[Task objective] Where the records below have a line with "title", that line is to be copied.
#### Record excerpts
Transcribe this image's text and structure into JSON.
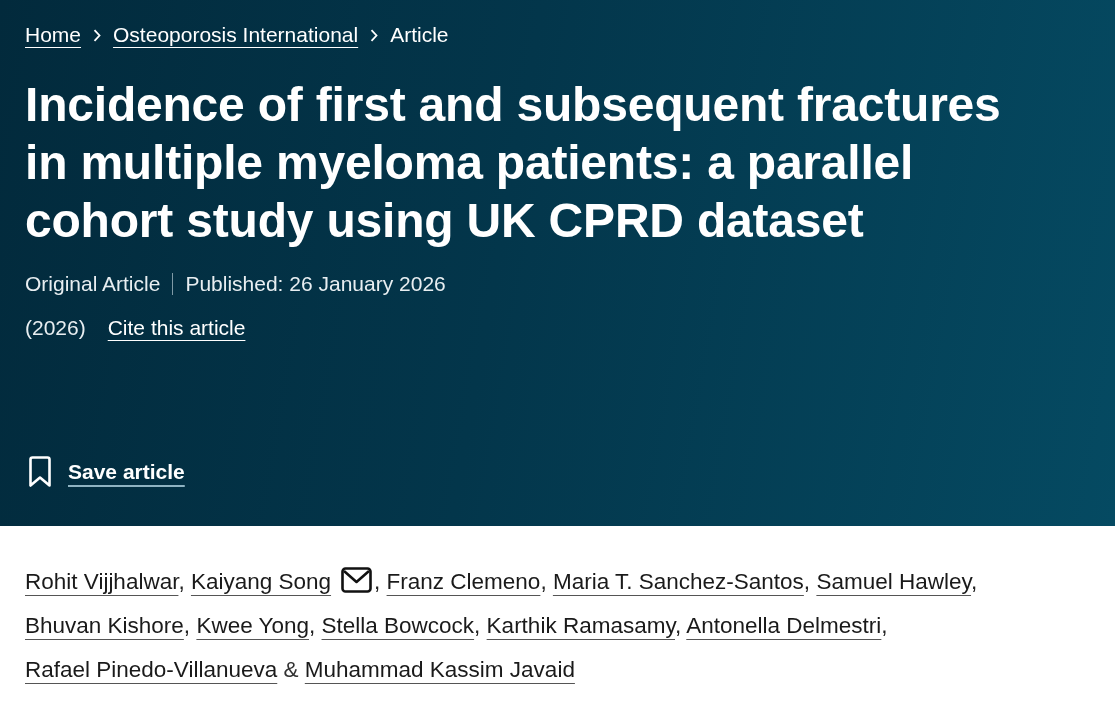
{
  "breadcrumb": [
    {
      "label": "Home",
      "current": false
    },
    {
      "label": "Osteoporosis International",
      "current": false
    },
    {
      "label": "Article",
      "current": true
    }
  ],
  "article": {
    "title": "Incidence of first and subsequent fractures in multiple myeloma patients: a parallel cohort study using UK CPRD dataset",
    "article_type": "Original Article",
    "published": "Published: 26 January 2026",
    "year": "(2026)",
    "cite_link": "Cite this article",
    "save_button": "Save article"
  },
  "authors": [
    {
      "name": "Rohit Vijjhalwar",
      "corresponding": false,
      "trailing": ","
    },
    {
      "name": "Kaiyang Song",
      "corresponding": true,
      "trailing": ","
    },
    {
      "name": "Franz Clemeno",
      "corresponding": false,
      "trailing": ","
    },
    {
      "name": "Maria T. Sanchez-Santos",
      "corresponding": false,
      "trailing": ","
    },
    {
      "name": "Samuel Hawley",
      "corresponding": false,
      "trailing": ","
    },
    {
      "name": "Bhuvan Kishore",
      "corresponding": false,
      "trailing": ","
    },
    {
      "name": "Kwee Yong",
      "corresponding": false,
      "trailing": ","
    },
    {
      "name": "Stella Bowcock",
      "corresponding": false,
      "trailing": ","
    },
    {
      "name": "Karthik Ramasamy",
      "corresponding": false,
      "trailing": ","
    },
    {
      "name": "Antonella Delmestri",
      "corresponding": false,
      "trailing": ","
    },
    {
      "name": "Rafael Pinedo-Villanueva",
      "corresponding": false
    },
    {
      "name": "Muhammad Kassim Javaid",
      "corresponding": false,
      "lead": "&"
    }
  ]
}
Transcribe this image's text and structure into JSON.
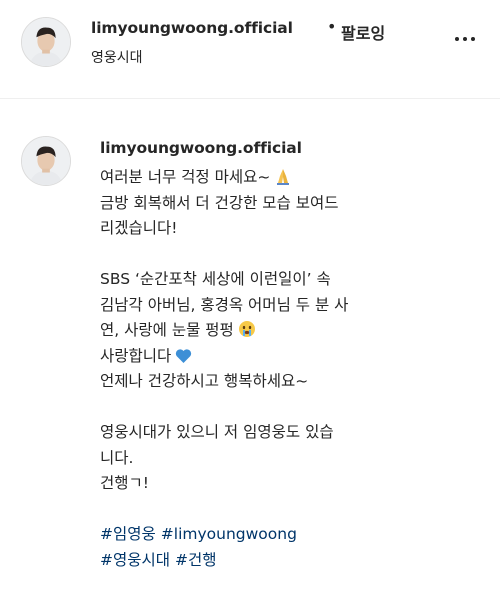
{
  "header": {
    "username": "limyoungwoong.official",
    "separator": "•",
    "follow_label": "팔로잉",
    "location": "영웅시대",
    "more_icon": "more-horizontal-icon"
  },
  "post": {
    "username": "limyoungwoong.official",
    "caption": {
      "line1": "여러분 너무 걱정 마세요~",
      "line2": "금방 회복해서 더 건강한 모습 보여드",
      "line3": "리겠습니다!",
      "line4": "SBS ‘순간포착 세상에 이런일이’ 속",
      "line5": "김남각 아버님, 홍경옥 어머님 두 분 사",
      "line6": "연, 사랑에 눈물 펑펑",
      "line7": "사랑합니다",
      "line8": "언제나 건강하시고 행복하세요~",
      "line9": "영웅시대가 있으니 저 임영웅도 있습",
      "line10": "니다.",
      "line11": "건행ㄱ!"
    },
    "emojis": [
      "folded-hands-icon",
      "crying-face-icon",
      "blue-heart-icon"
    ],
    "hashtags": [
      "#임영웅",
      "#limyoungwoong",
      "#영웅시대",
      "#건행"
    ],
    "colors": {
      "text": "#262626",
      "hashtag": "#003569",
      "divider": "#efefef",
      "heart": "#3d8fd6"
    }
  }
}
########
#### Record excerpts
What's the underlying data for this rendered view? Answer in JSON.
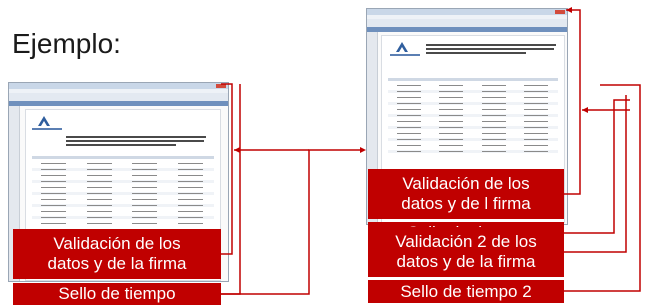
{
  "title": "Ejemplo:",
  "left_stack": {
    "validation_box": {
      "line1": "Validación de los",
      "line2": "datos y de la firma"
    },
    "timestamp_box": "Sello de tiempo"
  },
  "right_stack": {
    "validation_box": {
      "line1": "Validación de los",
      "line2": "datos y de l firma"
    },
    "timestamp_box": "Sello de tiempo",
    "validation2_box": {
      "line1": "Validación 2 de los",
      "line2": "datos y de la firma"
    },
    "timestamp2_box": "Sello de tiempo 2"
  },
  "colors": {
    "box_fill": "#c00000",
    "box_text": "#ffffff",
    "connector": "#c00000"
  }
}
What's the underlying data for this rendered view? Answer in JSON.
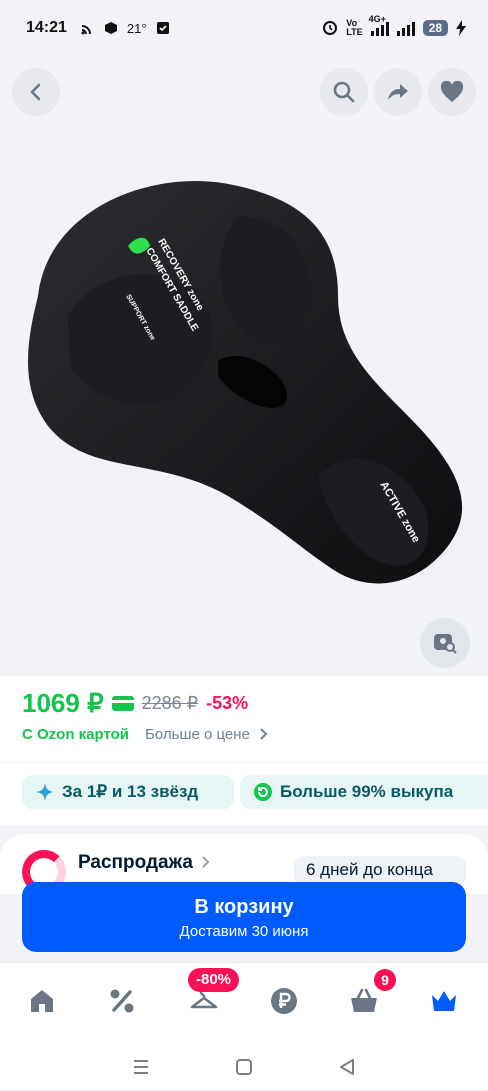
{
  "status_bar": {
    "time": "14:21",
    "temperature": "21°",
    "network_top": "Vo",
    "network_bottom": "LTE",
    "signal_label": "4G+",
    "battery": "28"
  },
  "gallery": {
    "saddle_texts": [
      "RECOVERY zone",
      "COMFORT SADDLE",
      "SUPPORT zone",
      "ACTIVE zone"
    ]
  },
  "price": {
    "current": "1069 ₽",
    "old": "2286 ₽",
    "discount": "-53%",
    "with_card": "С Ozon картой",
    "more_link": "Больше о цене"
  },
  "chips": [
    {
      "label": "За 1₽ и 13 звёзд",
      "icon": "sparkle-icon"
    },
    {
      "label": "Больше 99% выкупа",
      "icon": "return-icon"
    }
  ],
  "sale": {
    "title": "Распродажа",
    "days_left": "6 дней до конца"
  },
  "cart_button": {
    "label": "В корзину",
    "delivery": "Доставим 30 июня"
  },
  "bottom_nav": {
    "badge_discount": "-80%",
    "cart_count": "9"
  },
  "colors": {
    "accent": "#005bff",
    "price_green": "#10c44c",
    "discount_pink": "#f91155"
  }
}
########
[Final answer]
    "title": "Incidence of first and subsequent fractures in multiple myeloma patients: a parallel cohort study using UK CPRD dataset",
  "title": "Ejemplo:",
    "title": "Распродажа",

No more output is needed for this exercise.